Another factor is changes to our lifestyle. As we get older, we may be more likely to take medications that can interfere with sleep, such as diuretics, beta-blockers, and antidepressants. Additionally, our bodies may become more sensitive to certain substances, such as caffeine and alcohol, which can further disrupt our sleep patterns.

Finally, changes to our environment can also contribute to poor sleep. As we age, our eyes can become more sensitive to light, making it difficult to stay asleep in brighter environments. Furthermore, our hearing often becomes more sensitive, leading to disruptions from outside noise.

In summary, poor sleep as we age can be attributed to a variety of factors, including changes to our circadian rhythms, lifestyle, and environment. With a few adjustments, such as exercising regularly and avoiding substances that can interfere with sleep, we can get better rest and stay healthy as we age.

3. Are Older Adults More Susceptible to Sleep Disorders?

As we age, our sleep patterns tend to change and become more disrupted. Older adults are more likely to experience insomnia and other sleep problems such as restless leg syndrome, sleep apnea, and narcolepsy. They may also be more vulnerable to the effects of certain medications and health conditions that can interfere with sleep.

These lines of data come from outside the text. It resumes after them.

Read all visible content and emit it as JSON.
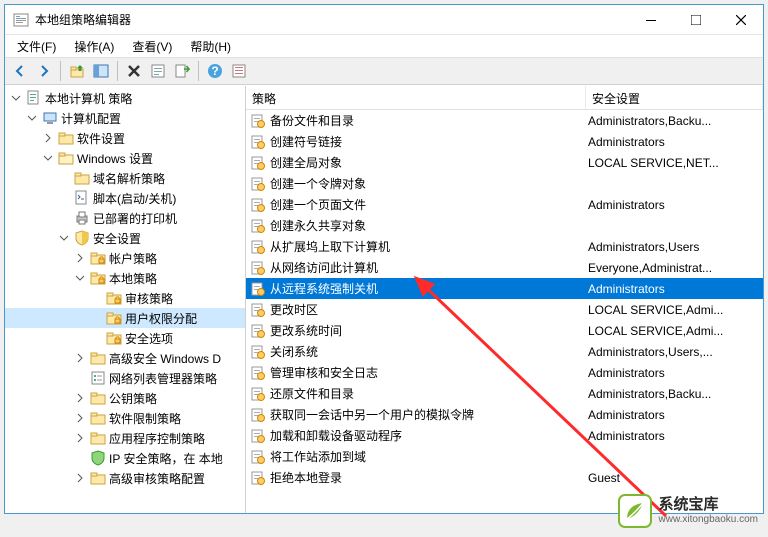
{
  "window": {
    "title": "本地组策略编辑器"
  },
  "menu": {
    "file": "文件(F)",
    "action": "操作(A)",
    "view": "查看(V)",
    "help": "帮助(H)"
  },
  "tree": {
    "root": "本地计算机 策略",
    "computer_config": "计算机配置",
    "software_settings": "软件设置",
    "windows_settings": "Windows 设置",
    "name_resolution": "域名解析策略",
    "scripts": "脚本(启动/关机)",
    "deployed_printers": "已部署的打印机",
    "security_settings": "安全设置",
    "account_policies": "帐户策略",
    "local_policies": "本地策略",
    "audit_policy": "审核策略",
    "user_rights": "用户权限分配",
    "security_options": "安全选项",
    "advanced_windows": "高级安全 Windows D",
    "network_list": "网络列表管理器策略",
    "public_key": "公钥策略",
    "software_restriction": "软件限制策略",
    "app_control": "应用程序控制策略",
    "ip_security": "IP 安全策略，在 本地",
    "advanced_audit": "高级审核策略配置"
  },
  "columns": {
    "policy": "策略",
    "security_setting": "安全设置"
  },
  "rows": [
    {
      "name": "备份文件和目录",
      "setting": "Administrators,Backu..."
    },
    {
      "name": "创建符号链接",
      "setting": "Administrators"
    },
    {
      "name": "创建全局对象",
      "setting": "LOCAL SERVICE,NET..."
    },
    {
      "name": "创建一个令牌对象",
      "setting": ""
    },
    {
      "name": "创建一个页面文件",
      "setting": "Administrators"
    },
    {
      "name": "创建永久共享对象",
      "setting": ""
    },
    {
      "name": "从扩展坞上取下计算机",
      "setting": "Administrators,Users"
    },
    {
      "name": "从网络访问此计算机",
      "setting": "Everyone,Administrat..."
    },
    {
      "name": "从远程系统强制关机",
      "setting": "Administrators"
    },
    {
      "name": "更改时区",
      "setting": "LOCAL SERVICE,Admi..."
    },
    {
      "name": "更改系统时间",
      "setting": "LOCAL SERVICE,Admi..."
    },
    {
      "name": "关闭系统",
      "setting": "Administrators,Users,..."
    },
    {
      "name": "管理审核和安全日志",
      "setting": "Administrators"
    },
    {
      "name": "还原文件和目录",
      "setting": "Administrators,Backu..."
    },
    {
      "name": "获取同一会话中另一个用户的模拟令牌",
      "setting": "Administrators"
    },
    {
      "name": "加载和卸载设备驱动程序",
      "setting": "Administrators"
    },
    {
      "name": "将工作站添加到域",
      "setting": ""
    },
    {
      "name": "拒绝本地登录",
      "setting": "Guest"
    }
  ],
  "watermark": {
    "title": "系统宝库",
    "url": "www.xitongbaoku.com"
  }
}
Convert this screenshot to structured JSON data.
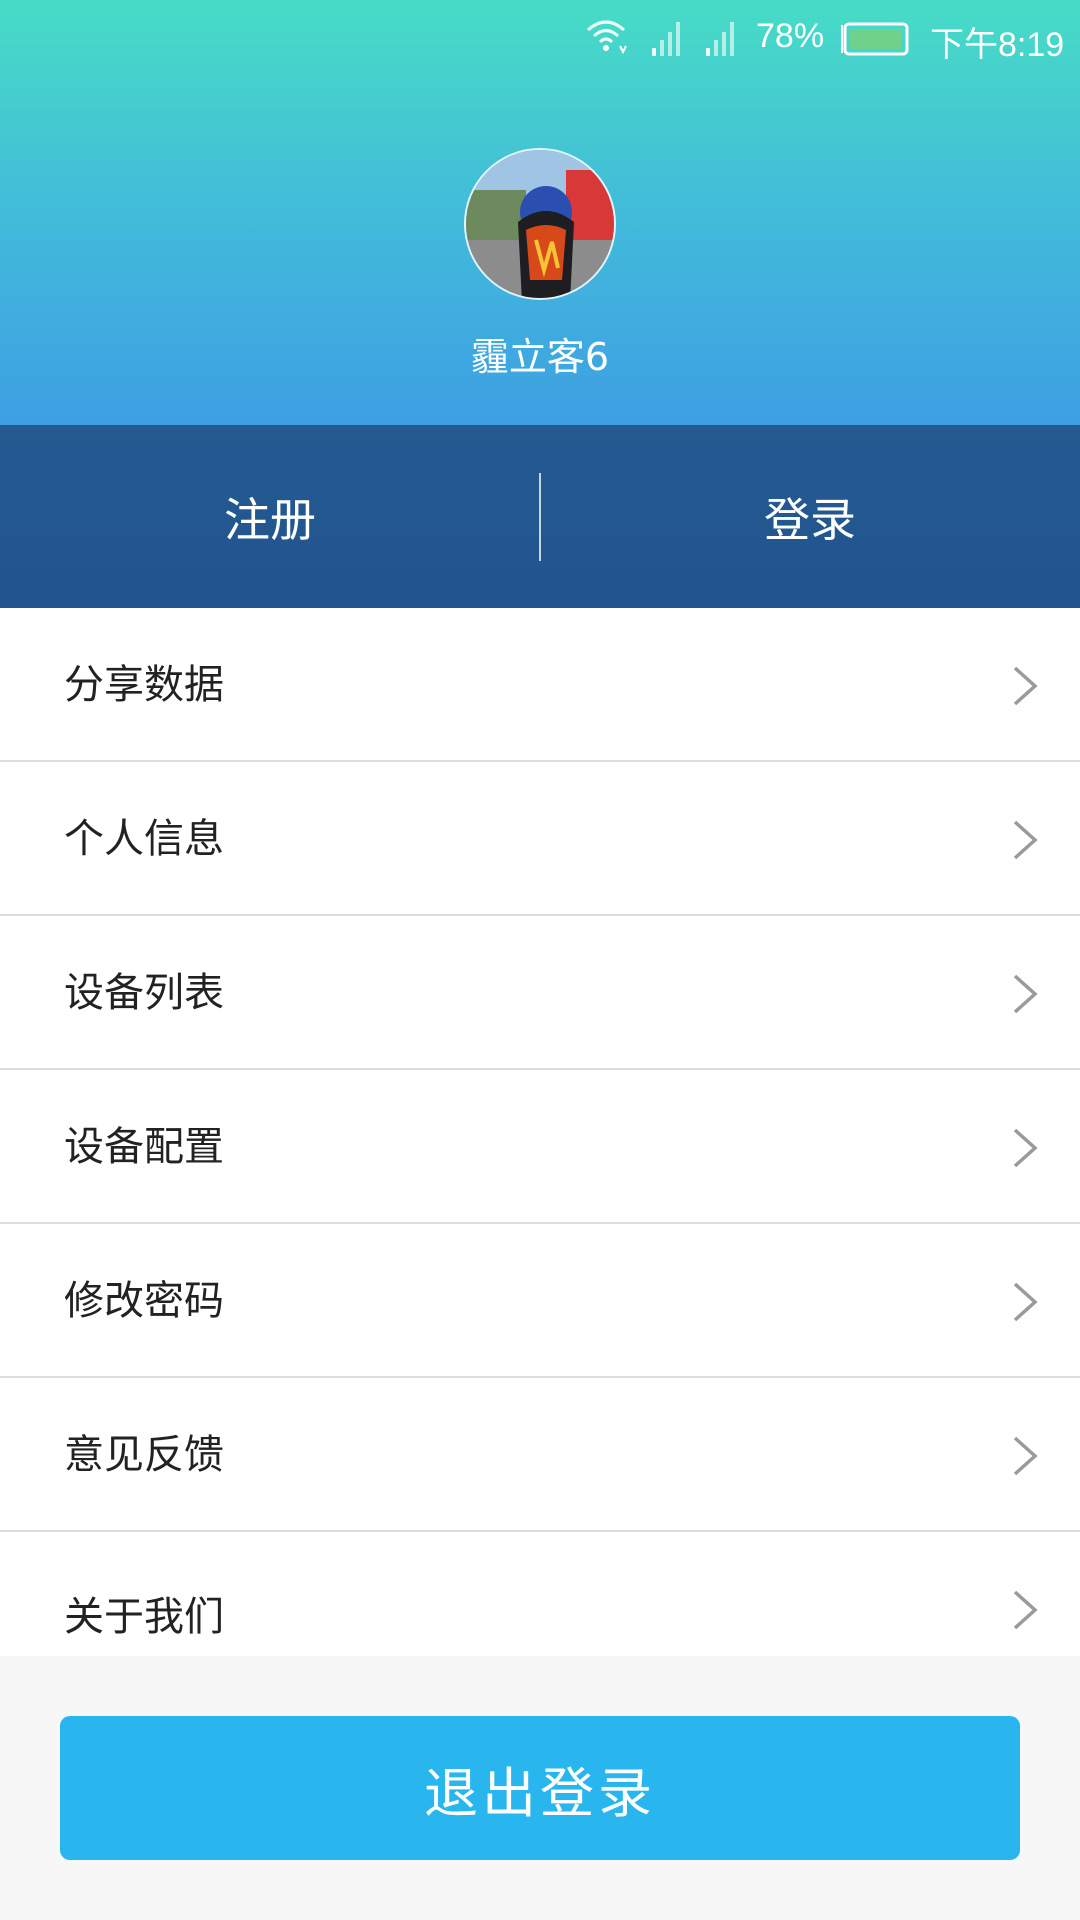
{
  "status_bar": {
    "battery_percent": "78%",
    "time": "下午8:19",
    "icons": [
      "wifi-icon",
      "signal-icon",
      "signal-icon",
      "battery-icon"
    ]
  },
  "profile": {
    "username": "霾立客6",
    "avatar": "avatar-photo"
  },
  "auth": {
    "register_label": "注册",
    "login_label": "登录"
  },
  "menu": {
    "items": [
      {
        "label": "分享数据"
      },
      {
        "label": "个人信息"
      },
      {
        "label": "设备列表"
      },
      {
        "label": "设备配置"
      },
      {
        "label": "修改密码"
      },
      {
        "label": "意见反馈"
      },
      {
        "label": "关于我们"
      }
    ]
  },
  "logout": {
    "label": "退出登录"
  },
  "colors": {
    "header_top": "#47dcc6",
    "header_bottom": "#3a86e0",
    "auth_bar": "#1c4678",
    "logout_button": "#29b6ee",
    "chevron": "#9a9a9a"
  }
}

Older adults may have limited daytime activities and a lack of exposure to natural light, both of which can lead to a decrease in melatonin levels and difficulty falling asleep. Stress and anxiety can also cause sleep disruptions, and older adults may be more prone to these issues due to physical and mental health changes.

Poor sleep quality can lead to decreased mental clarity, poor balance and coordination, and an increased risk of falling. It can also lead to weakened immune systems and a higher risk of cardiovascular disease and stroke. In addition, older adults may be more likely to suffer from depression due to the disruption of their sleep patterns.

As we age, it’s important to take steps to maintain healthy sleep patterns. Make sure to get regular exercise, establish a healthy sleep routine, and limit caffeine and alcohol. Additionally, talk to your doctor about any medications you’re taking and how they may be affecting your sleep. Finally, be sure to get plenty of natural light during the day and consider using a light therapy box, which can help regulate your circadian rhythm. With these steps, you can help ensure that you get the restful sleep you need and reduce your risk of sleep disorders.

4. What Sleep-Promoting Strategies Can Help Improve Sleep Quality as We Age?

As we age, our sleep patterns can become more erratic and disturbed, leading to a decrease in quality and quantity of rest. Fortunately, there are some strategies you can use to help improve your sleep quality as you get older.

To begin with, managing stress is key to getting better sleep. Incorporating relaxation techniques like yoga, meditation and deep breathing can help you to stay calm and cope better with stress. Additionally, try to maintain a consistent sleep schedule and aim for 8 hours of sleep every night. Going to bed and waking up at the same time each day will help your body to adjust and recognize a regular pattern.

Next, establishing a healthy diet and exercise routine can work wonders to improve your sleep quality. Eating nutrient-dense foods and avoiding processed and sugary foods will help your body to adjust to a healthier lifestyle. Exercise also helps to increase energy levels during the day and promotes better sleep at night.

Finally, make sure your sleep environment is optimal for restful sleep. Keep your bedroom dark, comfortable, and cool. Turn off all electronics and try to limit any noise pollution. If you’re having trouble sleeping, try a white noise machine or some soothing music to help you drift off.

By following these strategies, you should be able to see improvements in your sleep quality as you age. Try to be mindful of your habits and make sure to prioritize your health and wellbeing. Good luck in your journey to better sleep!